Description of the task:
Whenever a line of the data below holds the string "reddit", copy that line.

Supplied records:
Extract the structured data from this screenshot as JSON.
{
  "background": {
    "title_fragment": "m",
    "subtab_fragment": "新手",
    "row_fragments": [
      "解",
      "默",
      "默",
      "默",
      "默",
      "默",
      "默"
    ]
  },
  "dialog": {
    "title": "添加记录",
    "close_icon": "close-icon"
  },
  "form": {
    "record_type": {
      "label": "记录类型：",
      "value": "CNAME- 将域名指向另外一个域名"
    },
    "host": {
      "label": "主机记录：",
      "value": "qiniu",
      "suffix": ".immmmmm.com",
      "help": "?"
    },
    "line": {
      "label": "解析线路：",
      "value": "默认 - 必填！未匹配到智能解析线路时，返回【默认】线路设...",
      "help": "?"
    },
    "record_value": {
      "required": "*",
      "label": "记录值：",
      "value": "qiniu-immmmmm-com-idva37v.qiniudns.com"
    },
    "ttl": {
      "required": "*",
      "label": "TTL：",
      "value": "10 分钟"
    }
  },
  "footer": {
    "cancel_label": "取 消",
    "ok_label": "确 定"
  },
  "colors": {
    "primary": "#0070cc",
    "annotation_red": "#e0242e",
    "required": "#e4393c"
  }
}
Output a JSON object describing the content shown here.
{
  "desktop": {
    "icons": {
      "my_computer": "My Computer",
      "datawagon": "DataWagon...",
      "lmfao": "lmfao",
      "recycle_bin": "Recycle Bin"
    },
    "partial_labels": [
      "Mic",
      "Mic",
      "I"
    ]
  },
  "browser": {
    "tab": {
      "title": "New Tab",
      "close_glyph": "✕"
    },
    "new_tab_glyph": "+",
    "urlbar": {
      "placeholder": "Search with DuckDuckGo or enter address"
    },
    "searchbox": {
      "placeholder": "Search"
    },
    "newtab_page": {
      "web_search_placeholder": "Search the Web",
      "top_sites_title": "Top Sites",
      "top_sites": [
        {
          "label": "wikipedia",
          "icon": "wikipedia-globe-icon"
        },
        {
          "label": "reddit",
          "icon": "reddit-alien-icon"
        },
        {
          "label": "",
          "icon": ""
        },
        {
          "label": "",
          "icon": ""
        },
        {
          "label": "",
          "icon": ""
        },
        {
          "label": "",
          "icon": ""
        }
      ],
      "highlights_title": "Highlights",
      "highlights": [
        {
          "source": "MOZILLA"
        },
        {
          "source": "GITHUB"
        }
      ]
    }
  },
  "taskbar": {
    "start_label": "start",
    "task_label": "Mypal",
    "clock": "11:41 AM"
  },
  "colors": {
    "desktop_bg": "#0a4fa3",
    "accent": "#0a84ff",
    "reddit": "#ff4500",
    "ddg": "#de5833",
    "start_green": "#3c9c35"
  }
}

Response below:
          "label": "reddit",
          "icon": "reddit-alien-icon"
    "reddit": "#ff4500",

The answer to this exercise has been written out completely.